I was curious whether this was a case of one person abusing her position, or a systemic violation of the First Amendment, perhaps by a conservative religious group having infiltrated local family court services.
There is no evidence that the program has been taken over, despite the court initially turning a blind eye to an obvious abuse. Yet, Pepper’s history makes her a problematic choice for the court to mandate people to attend her sessions. Since the late 1980s, Pepper has been mixing religion and counseling in her career. According to her LinkedIn profile, Pepper taught children at Annunciation Catholic School in Albuquerque from 1989 to 2003. Apart from teaching the children, she writes she also “informally taught the parents of my students many aspects about life, parenting & marriage.”
According to her resume, in 2009 and 2010, Pepper was a “Parent Educator” at “Project Defending Life” in Albuquerque. Project Defending Life is a Catholic mission based on the teachings of Pope John Paul II that counsels women with “crisis pregnancies” to “carry their babies to term.” It has been run by the same Catholic priest, Father Stephen Imbarrato for the last 9 years. On his Facebook page, Imbarrato refers to abortion as “pre-born baby killing,” quotes Fox News’s attacks on Planned Parenthood, calls news outlets that reported on Pope Francis calling for forgiveness for women who have abortions “Satan’s media,” and prays for a decent Republican presidential candidate.
In 2010 and 2011, Pepper worked at the Samaritan Counseling Center in Albuquerque. The Samaritan Counseling Center’s mission is
“to help people in central New Mexico find wholeness and healing through professional psychological counseling and education which integrate medical and spiritual resources.”

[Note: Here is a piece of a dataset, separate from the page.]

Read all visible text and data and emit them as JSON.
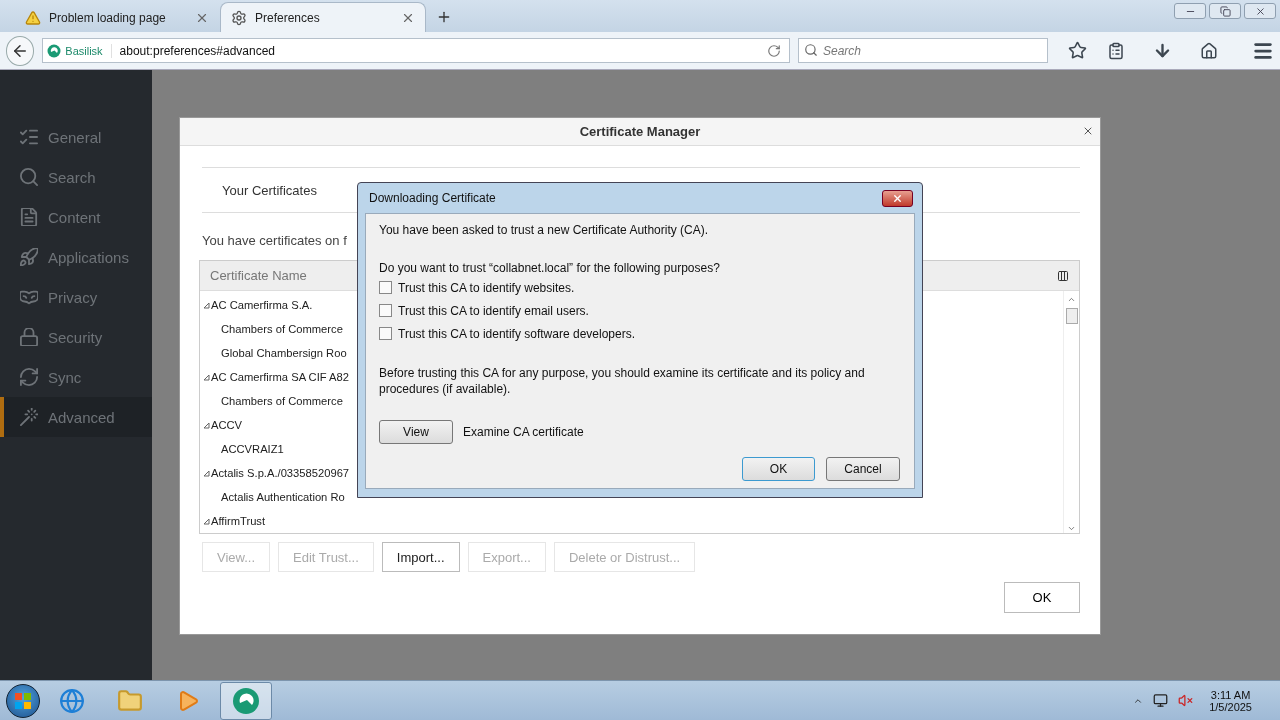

In 2012, Pepper became the Executive Director of her own Healthy Relationships 101, LLC, which offers family counseling to the community in Albuquerque, and is the position she fulfills when courts refer people to her. At her company’s website, the “curriculum” for couple’s counseling is the book “The Couple’s Checkup,” by David H. Olson, Ph.D. The book is recommended by Focus on the Family, another right wing Christian-political pro-life group.

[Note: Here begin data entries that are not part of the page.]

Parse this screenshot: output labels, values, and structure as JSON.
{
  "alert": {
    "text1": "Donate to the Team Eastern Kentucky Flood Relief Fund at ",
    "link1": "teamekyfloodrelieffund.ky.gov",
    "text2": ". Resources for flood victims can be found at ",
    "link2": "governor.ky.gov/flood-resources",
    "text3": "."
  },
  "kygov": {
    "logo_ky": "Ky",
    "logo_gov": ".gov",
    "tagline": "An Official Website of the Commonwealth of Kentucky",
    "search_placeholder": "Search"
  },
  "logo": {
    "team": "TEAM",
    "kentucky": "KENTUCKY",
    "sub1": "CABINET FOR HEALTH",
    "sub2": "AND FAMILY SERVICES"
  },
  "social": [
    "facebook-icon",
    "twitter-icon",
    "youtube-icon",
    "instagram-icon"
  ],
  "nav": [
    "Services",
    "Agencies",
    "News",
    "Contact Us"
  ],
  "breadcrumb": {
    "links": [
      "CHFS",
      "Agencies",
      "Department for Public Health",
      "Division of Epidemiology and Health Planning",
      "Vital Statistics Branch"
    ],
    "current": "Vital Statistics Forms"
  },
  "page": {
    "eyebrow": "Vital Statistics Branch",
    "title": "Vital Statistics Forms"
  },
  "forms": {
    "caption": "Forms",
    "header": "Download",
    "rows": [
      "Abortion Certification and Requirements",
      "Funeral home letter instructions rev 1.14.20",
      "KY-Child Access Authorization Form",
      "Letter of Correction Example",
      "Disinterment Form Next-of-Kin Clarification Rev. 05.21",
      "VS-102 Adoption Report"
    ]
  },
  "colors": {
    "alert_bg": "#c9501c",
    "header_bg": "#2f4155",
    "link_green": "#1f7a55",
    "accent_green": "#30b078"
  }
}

According to an Immaculate Conception Church flyer, in 2014, Pepper provided counseling services at Albuquerque’s Catholic Center, using that book. She used the same ‘curriculum’ in her Catholic counseling that she uses in court ordered counseling.

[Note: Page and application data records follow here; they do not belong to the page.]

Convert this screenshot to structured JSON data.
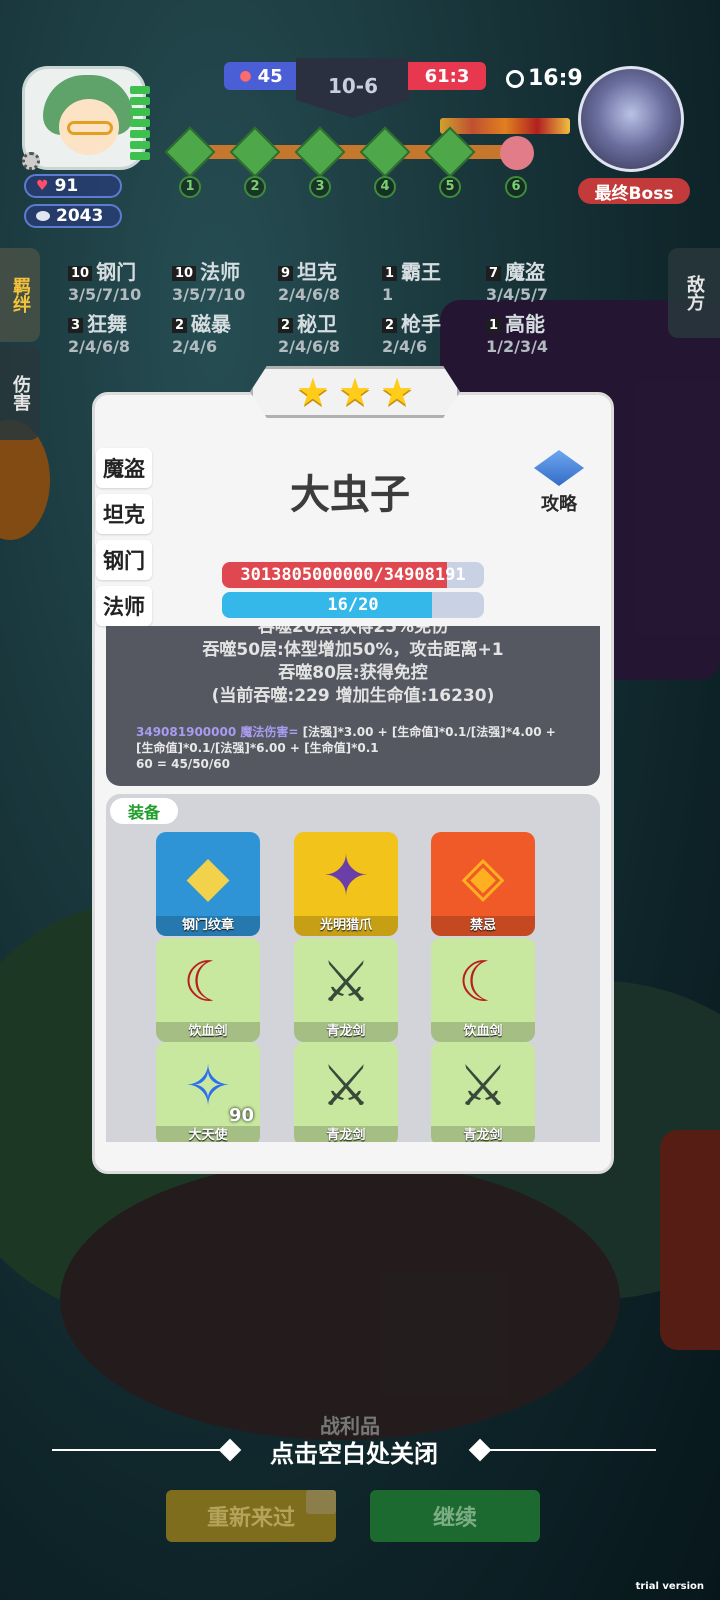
{
  "hud": {
    "hp_value": "91",
    "coin_value": "2043",
    "my_score": "45",
    "round": "10-6",
    "enemy_score": "61:3",
    "timer": "16:9",
    "boss_label": "最终Boss",
    "stages": [
      "1",
      "2",
      "3",
      "4",
      "5",
      "6"
    ]
  },
  "side_tabs": {
    "bonds": "羁绊",
    "damage": "伤害",
    "enemy": "敌方"
  },
  "bonds": [
    {
      "count": "10",
      "name": "钢门",
      "levels": "3/5/7/10"
    },
    {
      "count": "10",
      "name": "法师",
      "levels": "3/5/7/10"
    },
    {
      "count": "9",
      "name": "坦克",
      "levels": "2/4/6/8"
    },
    {
      "count": "1",
      "name": "霸王",
      "levels": "1"
    },
    {
      "count": "7",
      "name": "魔盗",
      "levels": "3/4/5/7"
    },
    {
      "count": "3",
      "name": "狂舞",
      "levels": "2/4/6/8"
    },
    {
      "count": "2",
      "name": "磁暴",
      "levels": "2/4/6"
    },
    {
      "count": "2",
      "name": "秘卫",
      "levels": "2/4/6/8"
    },
    {
      "count": "2",
      "name": "枪手",
      "levels": "2/4/6"
    },
    {
      "count": "1",
      "name": "高能",
      "levels": "1/2/3/4"
    }
  ],
  "popup": {
    "stars": 3,
    "traits": [
      "魔盗",
      "坦克",
      "钢门",
      "法师"
    ],
    "hero_name": "大虫子",
    "guide_label": "攻略",
    "hp_text": "3013805000000/34908191",
    "hp_fraction": 0.86,
    "mana_text": "16/20",
    "mana_fraction": 0.8,
    "skill_lines": [
      "吞噬20层:获得25%免伤",
      "吞噬50层:体型增加50%，攻击距离+1",
      "吞噬80层:获得免控",
      "(当前吞噬:229 增加生命值:16230)"
    ],
    "formula_value": "349081900000",
    "formula_name": " 魔法伤害=",
    "formula_rest": " [法强]*3.00 + [生命值]*0.1/[法强]*4.00 + [生命值]*0.1/[法强]*6.00 + [生命值]*0.1",
    "mana_calc": "60 = 45/50/60",
    "equip_title": "装备",
    "items": [
      {
        "name": "钢门纹章",
        "bg": "#2e94d6",
        "icon": "shield-crest-icon",
        "badge": ""
      },
      {
        "name": "光明猎爪",
        "bg": "#f2c31a",
        "icon": "claw-icon",
        "badge": ""
      },
      {
        "name": "禁忌",
        "bg": "#ef5a28",
        "icon": "gem-icon",
        "badge": ""
      },
      {
        "name": "饮血剑",
        "bg": "#c8e8a0",
        "icon": "scythe-icon",
        "badge": ""
      },
      {
        "name": "青龙剑",
        "bg": "#c8e8a0",
        "icon": "sword-icon",
        "badge": ""
      },
      {
        "name": "饮血剑",
        "bg": "#c8e8a0",
        "icon": "scythe-icon",
        "badge": ""
      },
      {
        "name": "大天使",
        "bg": "#c8e8a0",
        "icon": "staff-icon",
        "badge": "90"
      },
      {
        "name": "青龙剑",
        "bg": "#c8e8a0",
        "icon": "sword-icon",
        "badge": ""
      },
      {
        "name": "青龙剑",
        "bg": "#c8e8a0",
        "icon": "sword-icon",
        "badge": ""
      }
    ]
  },
  "bottom": {
    "loot_label": "战利品",
    "close_hint": "点击空白处关闭",
    "retry_label": "重新来过",
    "continue_label": "继续",
    "trial": "trial version"
  }
}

It’s abundantly clear that Mary Pepper is a Catholic ideologue and activist, and has been throughout her career. That’s fine, but it’s inappropriate for a court to refer claimants to her if she can’t check her religious convictions at the door. A judge can’t mandate that divorcees have to be harangued by a church lady. Pepper’s protestations to local media that she is not inserting her religion into the counseling services ring hollow, since she’s been doing nothing else for decades. And there is audio recording of her doing it, so it’s a moot point.
How does someone like Pepper gain the confidence of a court to abuse its power? There have been major complaints about arbitrary and abusive decisions made by Albuquerque District Family Court’s Presiding Judge, Gerard Lavelle. But, given the nature of Family Court, the complaints are also self-serving, and should be taken with a grain of salt. I found no evidence that the court is cozy with the religious right.
But I found one interesting tidbit that connects Pepper’s religious activism and the courts. While Pepper was at Samaritan Counseling Center, she worked in a now defunct department called Healthy Families. The Enrollment Coordinator at Healthy Marriages was someone named Petulia Vandever, according to LinkedIn. There is a blog under that name on Blogger with only one post. The post outlines a marketing strategy for Healthy Families. The key element of the strategy was,
“Healthy Marriages will connect with new government workers/officials…”
The blog post didn’t explain why they would do that. Did Pepper make some friends in Albuquerque courts while her religious counseling group was reaching out to new government officials?